You could use the dynamic pivots for secondary trade entries and to place your stops. For example, if you look at the intraday chart of the March 2010 e-mini contract in Figure 4, note that in the early part of the trading day, the contract is trading toward a support level where you see a double-bottom pattern. In a while, you see a 1-2-3 reversal signal. Your primary trade entry tactic might be a pullback inside that pattern, or a breakout of that pattern that takes prices to the next dynamic level. As you can see from the chart, price moved up to the 50% level, which could be your secondary entry level.
You could use these dynamic levels as trailing stops or places to exit your trade. You could place stops below support levels for long trades or stops above resistance levels for short trades. This will keep your open positions on the favored side of the trend moves while protecting your losses at the same time.
Some chart services offer the dynamic pivot tool, but it is relatively easy to write a custom program. You have to look at the current high-low range and calculate the 25%, (38%) 50%, (62%) and 75% levels of that range. The code for the dynamic pivot points can be seen Here: “EASYLANGUAGE FOR DYNAMIC PIVOTS”
Price action across all ﬁnancial markets adheres to speciﬁc, repeated patterns when it comes to retracements. Prices react to these evolving price levels at any given period of time. Understanding these reactions will go a long way in adding to your trading success.
Austin Passamonte is a full-time professional trader who specializes in emini stock index futures and commodity markets.

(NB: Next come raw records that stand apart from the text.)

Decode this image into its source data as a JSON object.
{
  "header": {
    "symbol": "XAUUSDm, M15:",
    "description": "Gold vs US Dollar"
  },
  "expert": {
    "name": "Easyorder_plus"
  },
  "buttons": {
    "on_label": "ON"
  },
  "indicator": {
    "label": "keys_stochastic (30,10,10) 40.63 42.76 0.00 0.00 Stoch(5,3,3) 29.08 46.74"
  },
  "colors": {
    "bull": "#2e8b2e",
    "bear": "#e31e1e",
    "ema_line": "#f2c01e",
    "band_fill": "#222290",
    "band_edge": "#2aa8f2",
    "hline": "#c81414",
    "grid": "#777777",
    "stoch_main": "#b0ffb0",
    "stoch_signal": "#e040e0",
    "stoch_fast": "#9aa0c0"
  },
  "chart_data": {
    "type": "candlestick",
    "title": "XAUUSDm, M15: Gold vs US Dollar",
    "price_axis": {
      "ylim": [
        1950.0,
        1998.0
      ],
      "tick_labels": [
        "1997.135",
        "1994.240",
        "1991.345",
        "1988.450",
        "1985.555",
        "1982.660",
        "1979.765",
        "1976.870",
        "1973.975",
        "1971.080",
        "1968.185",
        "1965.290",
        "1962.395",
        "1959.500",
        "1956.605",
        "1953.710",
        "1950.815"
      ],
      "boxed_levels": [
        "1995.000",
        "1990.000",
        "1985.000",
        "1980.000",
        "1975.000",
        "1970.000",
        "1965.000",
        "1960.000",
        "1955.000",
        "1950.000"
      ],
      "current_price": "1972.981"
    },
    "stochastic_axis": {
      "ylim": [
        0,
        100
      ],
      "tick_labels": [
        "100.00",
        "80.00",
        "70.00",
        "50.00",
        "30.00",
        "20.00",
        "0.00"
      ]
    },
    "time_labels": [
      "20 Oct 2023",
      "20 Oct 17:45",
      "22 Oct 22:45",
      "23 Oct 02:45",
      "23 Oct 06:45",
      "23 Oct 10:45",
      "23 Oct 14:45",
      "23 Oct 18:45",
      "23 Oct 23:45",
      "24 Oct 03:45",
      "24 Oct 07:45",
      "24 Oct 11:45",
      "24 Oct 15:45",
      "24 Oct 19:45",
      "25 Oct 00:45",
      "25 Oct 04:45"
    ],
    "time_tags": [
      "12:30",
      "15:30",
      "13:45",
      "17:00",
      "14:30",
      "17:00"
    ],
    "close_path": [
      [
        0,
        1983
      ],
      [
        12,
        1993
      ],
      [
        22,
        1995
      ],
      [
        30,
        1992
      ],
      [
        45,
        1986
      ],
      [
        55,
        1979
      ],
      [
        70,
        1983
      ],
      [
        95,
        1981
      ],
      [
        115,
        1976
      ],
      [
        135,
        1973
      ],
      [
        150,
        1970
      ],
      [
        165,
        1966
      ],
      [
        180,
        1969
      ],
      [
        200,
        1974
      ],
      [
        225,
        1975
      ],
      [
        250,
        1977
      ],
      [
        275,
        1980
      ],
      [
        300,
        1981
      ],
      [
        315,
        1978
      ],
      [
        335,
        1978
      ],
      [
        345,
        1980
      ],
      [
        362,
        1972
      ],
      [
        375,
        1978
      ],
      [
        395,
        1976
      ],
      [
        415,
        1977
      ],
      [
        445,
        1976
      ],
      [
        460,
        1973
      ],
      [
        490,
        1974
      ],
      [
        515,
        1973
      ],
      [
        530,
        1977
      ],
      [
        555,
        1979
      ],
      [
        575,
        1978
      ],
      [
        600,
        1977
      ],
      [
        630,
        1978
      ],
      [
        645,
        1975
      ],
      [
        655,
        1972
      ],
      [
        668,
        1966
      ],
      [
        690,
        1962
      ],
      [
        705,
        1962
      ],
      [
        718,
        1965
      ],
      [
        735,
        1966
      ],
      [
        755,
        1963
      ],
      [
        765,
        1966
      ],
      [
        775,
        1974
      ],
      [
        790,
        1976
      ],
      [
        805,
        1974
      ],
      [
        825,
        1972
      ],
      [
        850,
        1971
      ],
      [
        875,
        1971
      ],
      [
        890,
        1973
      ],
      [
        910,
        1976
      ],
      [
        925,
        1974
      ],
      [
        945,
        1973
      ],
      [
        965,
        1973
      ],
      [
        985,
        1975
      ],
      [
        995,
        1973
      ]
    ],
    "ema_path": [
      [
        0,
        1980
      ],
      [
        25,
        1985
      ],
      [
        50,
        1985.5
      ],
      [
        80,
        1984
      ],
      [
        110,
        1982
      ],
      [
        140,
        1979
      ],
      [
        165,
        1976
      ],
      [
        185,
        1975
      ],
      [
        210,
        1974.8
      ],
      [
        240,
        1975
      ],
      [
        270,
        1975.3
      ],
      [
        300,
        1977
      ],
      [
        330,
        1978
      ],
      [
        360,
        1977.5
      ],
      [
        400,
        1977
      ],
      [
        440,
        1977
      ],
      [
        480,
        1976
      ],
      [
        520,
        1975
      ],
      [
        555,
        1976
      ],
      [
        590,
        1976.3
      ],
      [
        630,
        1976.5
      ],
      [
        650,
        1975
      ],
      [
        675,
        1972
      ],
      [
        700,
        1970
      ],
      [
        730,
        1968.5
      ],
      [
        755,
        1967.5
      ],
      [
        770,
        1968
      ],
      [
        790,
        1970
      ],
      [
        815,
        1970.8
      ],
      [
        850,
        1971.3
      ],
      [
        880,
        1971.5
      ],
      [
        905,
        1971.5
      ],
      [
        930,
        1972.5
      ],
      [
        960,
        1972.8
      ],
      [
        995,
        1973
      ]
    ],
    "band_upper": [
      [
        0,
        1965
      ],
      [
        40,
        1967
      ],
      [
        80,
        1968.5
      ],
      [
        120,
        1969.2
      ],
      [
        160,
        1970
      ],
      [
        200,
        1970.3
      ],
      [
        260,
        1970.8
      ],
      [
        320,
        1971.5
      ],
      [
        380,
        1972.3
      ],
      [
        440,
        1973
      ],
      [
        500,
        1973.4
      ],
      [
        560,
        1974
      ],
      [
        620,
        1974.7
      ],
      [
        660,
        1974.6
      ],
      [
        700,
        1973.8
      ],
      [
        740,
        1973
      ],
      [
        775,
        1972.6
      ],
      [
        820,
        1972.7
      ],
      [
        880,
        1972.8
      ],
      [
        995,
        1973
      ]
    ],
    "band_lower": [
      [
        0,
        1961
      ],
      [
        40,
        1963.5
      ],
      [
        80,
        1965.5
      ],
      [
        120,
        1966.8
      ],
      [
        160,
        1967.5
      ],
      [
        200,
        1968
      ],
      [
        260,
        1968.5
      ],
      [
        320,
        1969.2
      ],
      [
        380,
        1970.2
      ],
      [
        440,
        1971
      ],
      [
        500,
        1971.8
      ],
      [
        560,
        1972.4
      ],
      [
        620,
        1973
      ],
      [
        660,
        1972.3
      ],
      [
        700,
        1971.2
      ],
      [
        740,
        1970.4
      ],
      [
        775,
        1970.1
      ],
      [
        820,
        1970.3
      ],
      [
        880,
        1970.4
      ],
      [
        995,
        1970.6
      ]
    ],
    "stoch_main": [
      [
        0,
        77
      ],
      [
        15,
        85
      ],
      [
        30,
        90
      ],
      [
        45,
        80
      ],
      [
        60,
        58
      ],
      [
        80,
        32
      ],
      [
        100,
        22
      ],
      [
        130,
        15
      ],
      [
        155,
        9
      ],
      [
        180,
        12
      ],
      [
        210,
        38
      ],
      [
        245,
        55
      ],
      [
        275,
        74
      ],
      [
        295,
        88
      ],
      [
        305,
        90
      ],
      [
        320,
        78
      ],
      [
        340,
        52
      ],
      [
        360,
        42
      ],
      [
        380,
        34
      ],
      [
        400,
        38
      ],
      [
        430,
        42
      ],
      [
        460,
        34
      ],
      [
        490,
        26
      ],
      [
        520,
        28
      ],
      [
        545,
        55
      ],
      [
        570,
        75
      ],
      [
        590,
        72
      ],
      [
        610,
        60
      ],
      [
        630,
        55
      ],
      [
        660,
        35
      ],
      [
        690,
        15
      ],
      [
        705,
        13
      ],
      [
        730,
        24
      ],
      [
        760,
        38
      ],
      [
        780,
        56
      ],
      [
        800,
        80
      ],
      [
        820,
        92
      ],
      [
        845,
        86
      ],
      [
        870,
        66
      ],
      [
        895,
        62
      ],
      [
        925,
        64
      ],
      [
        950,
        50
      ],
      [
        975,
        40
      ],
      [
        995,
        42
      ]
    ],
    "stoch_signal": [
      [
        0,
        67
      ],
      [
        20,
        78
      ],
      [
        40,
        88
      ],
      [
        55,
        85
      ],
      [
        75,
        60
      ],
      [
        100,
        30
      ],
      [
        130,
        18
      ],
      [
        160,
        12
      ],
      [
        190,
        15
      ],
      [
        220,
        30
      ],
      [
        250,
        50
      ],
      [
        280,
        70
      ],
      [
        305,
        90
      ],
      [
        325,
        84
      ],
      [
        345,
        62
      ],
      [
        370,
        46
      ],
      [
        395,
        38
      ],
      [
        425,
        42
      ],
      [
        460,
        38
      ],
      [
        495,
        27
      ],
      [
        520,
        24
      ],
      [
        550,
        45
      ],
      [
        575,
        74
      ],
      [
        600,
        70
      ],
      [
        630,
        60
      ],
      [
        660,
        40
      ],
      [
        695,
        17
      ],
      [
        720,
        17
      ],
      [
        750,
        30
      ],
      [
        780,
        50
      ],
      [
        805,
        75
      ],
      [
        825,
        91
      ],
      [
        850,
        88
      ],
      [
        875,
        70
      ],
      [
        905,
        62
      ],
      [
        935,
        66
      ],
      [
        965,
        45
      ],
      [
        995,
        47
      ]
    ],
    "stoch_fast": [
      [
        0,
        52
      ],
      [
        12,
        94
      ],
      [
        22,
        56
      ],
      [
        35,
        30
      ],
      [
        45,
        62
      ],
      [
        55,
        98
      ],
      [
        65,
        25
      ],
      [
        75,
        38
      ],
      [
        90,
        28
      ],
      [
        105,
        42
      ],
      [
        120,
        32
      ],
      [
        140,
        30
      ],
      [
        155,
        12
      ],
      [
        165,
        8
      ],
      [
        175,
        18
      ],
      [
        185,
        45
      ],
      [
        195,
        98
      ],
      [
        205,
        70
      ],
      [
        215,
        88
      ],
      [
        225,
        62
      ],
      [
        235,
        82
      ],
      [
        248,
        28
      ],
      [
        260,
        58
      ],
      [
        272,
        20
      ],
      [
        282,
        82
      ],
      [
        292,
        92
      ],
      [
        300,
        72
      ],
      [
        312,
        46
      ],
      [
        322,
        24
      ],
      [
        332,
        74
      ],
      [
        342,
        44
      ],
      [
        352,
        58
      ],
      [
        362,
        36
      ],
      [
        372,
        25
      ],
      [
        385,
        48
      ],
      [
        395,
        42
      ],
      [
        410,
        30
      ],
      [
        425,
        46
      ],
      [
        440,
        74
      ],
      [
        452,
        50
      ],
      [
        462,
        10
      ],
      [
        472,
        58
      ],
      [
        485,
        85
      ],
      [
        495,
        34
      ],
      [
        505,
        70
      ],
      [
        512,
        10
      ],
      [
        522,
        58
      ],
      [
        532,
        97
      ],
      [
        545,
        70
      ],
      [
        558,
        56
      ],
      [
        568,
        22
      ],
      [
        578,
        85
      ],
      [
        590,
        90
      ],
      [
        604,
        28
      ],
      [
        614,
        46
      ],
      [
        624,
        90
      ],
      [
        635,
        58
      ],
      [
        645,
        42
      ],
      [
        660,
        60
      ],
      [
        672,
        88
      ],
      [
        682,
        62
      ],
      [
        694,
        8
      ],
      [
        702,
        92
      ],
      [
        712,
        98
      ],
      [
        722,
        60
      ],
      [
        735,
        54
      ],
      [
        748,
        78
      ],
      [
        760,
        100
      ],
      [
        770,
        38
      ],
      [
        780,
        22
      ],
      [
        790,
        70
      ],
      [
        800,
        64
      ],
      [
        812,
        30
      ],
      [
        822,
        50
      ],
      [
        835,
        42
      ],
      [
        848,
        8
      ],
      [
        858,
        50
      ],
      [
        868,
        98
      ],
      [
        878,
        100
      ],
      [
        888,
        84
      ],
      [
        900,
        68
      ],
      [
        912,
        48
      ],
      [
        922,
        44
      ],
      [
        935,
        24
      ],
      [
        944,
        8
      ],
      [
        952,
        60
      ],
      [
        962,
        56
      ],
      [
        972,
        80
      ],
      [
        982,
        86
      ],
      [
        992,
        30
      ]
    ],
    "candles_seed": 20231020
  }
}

His trading approach uses general technical analysis and proprietary chart patterns. He trades privately in the Finger Lakes region of New York.